Beijing looks to Laos as ballast in Southeast Asian affairs

Chinese Premier Li Keqiang is expected to consolidate the ally’s role as China’s backer, including over the South China Sea dispute

PUBLISHED : Thursday, 08 September, 2016, 2:00am
UPDATED : Thursday, 08 September, 2016, 12:57pm

As Premier Li Keqiang began his first official visit to Laos, Beijing is boosting its political ties with the impoverished nation, consolidating its role as China’s backer in Southeast Asia.

Li, who is in Vientiane also for a regional summit, came as China’s relationship with Southeast Asia is in question, mainly because of Beijing’s increasing assertiveness in the South China Sea.

Watch: South China Sea tensions take centre stage at Asia Summit

US President Barack Obama is also in Laos for the regional summit. On Tuesday he spoke of the devastating US bombing of Laos during the Vietnam war in the 1960s and 70s, and offered US$90 million over three years for the removal of cluster bombs and other unexploded ordnance.

US President Barack Obama embraces Laotian culture and pushes back against American isolationism

Observers said Li was expected to push forward economic and infrastructure projects in Laos, pushing forward China’s One Belt, One Road initiative.

Du Jifeng, a Southeast Asian affairs specialist at the Chinese Academy of Social Sciences, said as economic ties advanced, the two countries still had room for stepping up political cooperation.

There was “competition between China and the US” for influence over Laos, Du said. “But it is not a zero-sum game.”

The relationship between Laos and China hit its low point in the 1970s over China’s limited invasion of Vietnam after it moved to unseat the Khmer Rouge in Cambodia, and over Chinese backing of Hmong resistance.

Straight from G20 to Asean: issues to watch as Asia’s leaders gather in Laos

But relations improved in the 1990s, and with China’s rising economic might, it became Laos’ biggest investor in 2013. Trade between the two nations reached US$2.78 billion last year.

Most of China’s investments go into the energy and mining sectors, including the construction of the Nam Ngiep 1 hydropower project at a cost of more than US$868 million.

One of the major projects planned is a rail link between Kunming in Yunnan and Vientiane and Thailand.

Last December, a ground-breaking ceremony attended by Laotian and Chinese officials was held in Vientiane, which was seen as a symbolic start of construction on the 427km railway. It is expected to be completed in four to five years.

China is also building the Luang Marsh Special Economic Zone near Vientiane, costing US$1.6 billion. The 365-hectare zone will host a large residential area, public parks, hotels, malls and entertainment venues.
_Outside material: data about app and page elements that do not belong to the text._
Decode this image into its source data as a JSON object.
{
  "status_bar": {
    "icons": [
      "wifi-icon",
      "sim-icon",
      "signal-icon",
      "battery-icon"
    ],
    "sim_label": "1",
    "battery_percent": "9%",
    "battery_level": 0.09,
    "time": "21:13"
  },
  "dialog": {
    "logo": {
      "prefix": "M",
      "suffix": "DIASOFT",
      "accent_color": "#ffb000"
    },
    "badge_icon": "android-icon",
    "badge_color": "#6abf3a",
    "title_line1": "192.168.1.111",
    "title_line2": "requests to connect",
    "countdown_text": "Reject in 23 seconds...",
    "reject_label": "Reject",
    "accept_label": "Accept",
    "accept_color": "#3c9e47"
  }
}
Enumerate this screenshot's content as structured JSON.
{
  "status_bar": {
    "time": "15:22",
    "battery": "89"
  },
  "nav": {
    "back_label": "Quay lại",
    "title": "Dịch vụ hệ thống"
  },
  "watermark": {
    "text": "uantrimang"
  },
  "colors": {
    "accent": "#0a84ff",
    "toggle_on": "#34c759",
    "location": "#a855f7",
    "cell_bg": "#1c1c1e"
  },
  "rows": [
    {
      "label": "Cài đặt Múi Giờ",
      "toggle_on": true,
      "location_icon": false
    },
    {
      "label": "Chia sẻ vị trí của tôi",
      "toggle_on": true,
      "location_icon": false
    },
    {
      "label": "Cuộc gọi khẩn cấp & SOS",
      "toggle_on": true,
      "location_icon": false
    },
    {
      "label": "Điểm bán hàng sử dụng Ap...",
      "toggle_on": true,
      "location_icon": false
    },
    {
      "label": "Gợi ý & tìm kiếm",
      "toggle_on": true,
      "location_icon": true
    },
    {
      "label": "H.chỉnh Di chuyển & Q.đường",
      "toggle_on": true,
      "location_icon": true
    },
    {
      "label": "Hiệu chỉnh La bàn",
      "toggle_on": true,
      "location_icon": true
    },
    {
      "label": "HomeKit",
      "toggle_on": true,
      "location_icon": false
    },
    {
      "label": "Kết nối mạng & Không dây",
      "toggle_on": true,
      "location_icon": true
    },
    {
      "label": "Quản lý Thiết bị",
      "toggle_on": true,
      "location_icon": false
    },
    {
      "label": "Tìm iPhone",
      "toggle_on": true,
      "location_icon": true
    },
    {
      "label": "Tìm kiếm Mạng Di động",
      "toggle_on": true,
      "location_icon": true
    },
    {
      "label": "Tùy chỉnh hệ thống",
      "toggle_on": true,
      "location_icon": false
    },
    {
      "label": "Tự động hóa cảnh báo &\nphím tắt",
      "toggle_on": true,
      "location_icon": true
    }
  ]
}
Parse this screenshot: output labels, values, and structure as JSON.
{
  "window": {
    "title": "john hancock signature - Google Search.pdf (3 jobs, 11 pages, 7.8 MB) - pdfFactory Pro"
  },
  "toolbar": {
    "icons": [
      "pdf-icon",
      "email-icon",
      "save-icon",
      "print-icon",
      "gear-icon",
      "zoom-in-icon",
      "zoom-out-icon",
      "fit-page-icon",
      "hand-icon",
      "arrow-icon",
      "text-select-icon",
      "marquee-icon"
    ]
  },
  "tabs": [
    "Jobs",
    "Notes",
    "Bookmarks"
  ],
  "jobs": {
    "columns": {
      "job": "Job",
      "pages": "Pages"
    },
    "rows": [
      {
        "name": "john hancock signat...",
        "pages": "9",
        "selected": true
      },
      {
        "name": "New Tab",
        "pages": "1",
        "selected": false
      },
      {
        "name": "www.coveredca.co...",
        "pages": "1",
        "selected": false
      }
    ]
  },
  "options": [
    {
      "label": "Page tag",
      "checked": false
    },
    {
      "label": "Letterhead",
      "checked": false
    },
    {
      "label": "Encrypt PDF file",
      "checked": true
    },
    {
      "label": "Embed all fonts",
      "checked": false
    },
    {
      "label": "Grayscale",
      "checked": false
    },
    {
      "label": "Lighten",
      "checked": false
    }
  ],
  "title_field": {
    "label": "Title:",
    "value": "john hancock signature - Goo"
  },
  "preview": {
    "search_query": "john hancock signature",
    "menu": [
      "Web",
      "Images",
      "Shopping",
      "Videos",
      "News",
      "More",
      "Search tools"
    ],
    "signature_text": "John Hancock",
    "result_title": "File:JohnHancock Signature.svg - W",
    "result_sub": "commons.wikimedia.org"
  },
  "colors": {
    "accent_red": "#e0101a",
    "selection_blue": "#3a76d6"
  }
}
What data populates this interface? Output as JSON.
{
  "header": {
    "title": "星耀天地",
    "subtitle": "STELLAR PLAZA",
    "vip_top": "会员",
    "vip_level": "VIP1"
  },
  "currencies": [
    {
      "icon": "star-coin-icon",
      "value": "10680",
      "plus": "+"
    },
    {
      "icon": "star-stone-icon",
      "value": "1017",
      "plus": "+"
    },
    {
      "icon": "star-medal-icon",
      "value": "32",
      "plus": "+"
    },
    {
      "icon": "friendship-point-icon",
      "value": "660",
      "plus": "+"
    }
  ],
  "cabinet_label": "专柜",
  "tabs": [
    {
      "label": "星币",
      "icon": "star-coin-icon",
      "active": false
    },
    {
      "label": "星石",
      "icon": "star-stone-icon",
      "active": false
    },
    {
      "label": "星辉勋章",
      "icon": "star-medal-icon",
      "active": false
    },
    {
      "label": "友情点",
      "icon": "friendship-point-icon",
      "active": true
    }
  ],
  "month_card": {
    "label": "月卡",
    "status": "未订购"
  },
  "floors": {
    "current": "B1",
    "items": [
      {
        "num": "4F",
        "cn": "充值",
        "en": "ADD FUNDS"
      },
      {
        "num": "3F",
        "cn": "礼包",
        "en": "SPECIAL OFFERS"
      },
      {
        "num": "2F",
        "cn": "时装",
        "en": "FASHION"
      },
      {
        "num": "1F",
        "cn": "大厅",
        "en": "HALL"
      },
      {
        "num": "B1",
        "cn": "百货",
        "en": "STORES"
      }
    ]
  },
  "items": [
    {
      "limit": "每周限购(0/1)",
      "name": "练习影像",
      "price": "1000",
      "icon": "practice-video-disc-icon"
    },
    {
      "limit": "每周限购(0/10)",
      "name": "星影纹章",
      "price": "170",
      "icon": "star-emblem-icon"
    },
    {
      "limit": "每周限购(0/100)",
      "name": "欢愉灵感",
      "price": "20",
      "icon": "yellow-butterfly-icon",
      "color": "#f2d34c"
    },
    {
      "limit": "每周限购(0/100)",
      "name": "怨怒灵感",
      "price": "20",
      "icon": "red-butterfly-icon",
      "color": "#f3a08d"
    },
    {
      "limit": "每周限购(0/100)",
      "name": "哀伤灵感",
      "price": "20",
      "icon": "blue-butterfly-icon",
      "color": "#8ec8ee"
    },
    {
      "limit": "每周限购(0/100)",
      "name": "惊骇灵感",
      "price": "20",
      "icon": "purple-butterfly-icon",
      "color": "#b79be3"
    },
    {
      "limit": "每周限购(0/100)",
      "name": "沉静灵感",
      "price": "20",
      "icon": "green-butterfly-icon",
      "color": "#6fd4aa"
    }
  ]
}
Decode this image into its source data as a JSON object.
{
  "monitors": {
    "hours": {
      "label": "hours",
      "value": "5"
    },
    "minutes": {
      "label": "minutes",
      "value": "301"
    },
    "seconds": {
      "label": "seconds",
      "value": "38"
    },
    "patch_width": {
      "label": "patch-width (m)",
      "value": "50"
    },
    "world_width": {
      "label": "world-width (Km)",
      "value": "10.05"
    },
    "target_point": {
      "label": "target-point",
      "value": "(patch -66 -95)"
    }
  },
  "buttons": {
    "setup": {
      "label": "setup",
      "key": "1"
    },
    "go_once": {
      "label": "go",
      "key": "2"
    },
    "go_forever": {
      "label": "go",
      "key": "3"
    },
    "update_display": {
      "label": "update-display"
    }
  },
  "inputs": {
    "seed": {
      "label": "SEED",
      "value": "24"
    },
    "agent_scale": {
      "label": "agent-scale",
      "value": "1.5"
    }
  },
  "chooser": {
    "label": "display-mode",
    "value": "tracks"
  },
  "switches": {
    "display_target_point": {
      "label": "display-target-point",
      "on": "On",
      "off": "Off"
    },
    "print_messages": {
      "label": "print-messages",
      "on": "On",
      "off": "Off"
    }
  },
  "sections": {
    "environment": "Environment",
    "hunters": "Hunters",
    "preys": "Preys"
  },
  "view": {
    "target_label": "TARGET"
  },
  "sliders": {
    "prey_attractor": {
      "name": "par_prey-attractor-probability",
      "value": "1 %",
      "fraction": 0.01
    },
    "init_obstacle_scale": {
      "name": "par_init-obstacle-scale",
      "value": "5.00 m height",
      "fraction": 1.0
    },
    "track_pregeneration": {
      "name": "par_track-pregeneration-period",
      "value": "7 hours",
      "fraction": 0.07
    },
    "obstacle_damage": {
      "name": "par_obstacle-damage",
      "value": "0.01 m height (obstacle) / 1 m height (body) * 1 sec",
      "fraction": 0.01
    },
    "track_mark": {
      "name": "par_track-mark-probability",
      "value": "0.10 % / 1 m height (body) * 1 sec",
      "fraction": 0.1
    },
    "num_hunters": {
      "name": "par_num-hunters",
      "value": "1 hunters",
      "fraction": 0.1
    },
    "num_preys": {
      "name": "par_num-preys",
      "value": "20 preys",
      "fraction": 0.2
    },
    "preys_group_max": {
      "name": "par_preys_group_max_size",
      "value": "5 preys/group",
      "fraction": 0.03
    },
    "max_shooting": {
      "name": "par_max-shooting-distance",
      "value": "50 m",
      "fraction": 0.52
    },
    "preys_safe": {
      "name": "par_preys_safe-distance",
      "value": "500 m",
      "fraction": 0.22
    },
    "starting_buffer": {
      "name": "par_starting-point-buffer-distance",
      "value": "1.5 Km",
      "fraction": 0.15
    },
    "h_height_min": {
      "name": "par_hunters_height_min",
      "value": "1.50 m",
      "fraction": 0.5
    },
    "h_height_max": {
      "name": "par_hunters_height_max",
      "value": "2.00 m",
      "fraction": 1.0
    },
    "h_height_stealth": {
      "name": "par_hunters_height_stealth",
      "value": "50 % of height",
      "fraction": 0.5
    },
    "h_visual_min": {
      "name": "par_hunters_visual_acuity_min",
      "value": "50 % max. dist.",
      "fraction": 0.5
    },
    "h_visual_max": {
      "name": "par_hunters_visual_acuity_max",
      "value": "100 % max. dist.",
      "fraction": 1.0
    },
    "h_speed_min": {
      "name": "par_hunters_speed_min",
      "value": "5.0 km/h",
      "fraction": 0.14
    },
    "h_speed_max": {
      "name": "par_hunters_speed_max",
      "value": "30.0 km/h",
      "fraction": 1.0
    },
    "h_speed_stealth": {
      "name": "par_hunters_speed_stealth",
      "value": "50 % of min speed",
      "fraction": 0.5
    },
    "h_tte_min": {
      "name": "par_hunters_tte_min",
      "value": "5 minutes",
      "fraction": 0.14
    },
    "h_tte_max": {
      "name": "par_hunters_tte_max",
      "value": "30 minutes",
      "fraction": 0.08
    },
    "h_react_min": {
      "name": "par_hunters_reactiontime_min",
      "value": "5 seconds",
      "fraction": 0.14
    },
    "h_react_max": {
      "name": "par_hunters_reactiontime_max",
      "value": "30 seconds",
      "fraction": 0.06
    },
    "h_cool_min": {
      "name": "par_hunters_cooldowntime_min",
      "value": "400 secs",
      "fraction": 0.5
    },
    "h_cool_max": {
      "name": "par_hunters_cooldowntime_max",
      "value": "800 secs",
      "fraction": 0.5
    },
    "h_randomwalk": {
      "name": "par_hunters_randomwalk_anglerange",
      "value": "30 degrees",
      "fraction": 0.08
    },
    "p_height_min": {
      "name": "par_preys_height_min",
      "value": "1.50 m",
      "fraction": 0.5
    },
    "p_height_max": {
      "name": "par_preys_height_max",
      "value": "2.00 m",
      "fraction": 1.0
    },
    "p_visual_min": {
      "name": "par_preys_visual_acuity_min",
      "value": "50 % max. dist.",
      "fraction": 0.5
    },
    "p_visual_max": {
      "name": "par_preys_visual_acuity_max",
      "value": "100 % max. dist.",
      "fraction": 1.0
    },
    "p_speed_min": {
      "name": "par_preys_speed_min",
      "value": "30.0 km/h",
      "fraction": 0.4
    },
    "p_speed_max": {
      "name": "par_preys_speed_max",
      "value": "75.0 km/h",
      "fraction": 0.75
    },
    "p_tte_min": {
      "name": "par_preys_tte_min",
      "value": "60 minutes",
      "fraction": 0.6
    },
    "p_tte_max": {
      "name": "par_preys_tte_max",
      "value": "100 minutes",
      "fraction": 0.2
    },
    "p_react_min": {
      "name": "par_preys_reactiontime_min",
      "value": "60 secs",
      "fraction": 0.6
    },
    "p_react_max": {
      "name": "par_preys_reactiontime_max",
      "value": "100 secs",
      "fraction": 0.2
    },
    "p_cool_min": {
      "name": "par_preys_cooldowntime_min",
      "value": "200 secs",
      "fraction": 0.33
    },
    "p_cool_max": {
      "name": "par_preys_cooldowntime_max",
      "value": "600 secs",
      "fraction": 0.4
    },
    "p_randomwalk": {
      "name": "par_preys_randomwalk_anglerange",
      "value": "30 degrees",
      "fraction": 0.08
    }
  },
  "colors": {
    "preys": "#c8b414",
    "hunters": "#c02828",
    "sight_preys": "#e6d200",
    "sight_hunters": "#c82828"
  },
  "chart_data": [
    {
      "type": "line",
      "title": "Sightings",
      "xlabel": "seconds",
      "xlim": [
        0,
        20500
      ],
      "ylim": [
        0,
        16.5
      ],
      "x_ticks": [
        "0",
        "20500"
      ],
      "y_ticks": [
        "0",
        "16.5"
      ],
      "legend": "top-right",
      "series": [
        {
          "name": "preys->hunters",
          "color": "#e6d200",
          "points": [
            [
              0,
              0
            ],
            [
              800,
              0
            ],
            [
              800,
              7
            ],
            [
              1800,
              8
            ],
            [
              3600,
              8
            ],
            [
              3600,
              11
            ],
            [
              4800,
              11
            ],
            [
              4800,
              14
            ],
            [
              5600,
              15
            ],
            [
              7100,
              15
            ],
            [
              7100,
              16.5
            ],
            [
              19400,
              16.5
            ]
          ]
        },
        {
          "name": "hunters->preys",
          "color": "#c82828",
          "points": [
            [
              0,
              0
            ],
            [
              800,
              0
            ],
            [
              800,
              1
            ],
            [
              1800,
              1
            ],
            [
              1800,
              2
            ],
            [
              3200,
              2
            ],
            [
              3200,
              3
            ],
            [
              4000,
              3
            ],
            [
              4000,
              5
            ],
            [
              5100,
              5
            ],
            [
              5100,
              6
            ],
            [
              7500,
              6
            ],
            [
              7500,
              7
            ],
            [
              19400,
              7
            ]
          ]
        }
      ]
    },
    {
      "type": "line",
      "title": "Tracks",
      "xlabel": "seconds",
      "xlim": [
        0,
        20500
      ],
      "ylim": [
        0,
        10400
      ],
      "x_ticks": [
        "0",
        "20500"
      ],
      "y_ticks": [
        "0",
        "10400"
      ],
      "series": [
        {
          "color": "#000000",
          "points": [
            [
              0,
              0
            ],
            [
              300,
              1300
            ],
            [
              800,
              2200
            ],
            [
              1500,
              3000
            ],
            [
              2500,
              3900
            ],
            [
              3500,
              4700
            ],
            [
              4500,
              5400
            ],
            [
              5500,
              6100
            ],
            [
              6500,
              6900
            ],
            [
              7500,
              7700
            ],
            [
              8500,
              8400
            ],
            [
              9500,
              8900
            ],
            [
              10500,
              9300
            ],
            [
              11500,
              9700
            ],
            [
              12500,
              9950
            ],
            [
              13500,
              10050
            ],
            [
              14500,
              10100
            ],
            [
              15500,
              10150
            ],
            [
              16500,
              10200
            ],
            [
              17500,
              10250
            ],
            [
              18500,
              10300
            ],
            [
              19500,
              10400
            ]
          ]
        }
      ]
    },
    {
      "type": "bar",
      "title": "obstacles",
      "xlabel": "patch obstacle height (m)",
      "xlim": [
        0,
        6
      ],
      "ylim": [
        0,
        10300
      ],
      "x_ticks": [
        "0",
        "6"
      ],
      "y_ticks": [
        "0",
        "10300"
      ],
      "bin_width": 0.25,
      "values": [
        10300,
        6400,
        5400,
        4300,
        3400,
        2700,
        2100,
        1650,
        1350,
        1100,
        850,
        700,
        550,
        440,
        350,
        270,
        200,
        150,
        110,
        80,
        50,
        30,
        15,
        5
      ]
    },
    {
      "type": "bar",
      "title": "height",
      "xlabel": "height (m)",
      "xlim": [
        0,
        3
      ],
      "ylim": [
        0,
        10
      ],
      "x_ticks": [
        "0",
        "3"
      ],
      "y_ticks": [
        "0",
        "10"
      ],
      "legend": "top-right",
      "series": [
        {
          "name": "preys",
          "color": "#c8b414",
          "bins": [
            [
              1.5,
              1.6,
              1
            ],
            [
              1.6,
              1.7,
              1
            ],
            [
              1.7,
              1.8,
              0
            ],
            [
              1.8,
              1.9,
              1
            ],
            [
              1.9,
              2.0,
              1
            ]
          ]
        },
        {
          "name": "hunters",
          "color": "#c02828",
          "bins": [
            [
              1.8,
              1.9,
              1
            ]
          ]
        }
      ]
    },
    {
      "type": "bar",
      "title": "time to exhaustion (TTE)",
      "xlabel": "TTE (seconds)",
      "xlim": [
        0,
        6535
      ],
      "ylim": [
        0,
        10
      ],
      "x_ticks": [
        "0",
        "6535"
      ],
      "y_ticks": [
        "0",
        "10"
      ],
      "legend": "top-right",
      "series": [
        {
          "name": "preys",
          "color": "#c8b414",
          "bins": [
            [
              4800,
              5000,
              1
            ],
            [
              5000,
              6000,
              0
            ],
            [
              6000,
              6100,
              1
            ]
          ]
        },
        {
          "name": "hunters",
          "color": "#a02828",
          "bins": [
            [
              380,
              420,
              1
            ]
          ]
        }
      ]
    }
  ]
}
As the chairman of the Association of Southeast Asian Nations this year, Laos is of crucial importance to China.

A good relationship with Vientiane can help keep the Asean bloc from criticising China over the South China Sea.

In July, Laos had already extended its support to China by refusing to accept an international tribunal’s ruling on the maritime disputes, Xinhua reported earlier.

China expected to push for maritime code to cover South China Sea at Asean talks

Song Qingrun, an analyst from the China Institutes of Contemporary International Relations, said Li would promote crisis management mechanisms in the South China Sea during his visit, as well as economic cooperation.

“As Asean and China have agreed on a code for unplanned encounters in the South China Sea, this tense area is expected to become gradually calmer.”

But there is still resistance inside Laos over China. As Chinese investment mainly goes into energy and mining, critics worry that the pattern is unsustainable and may undermine the country’s long-term development.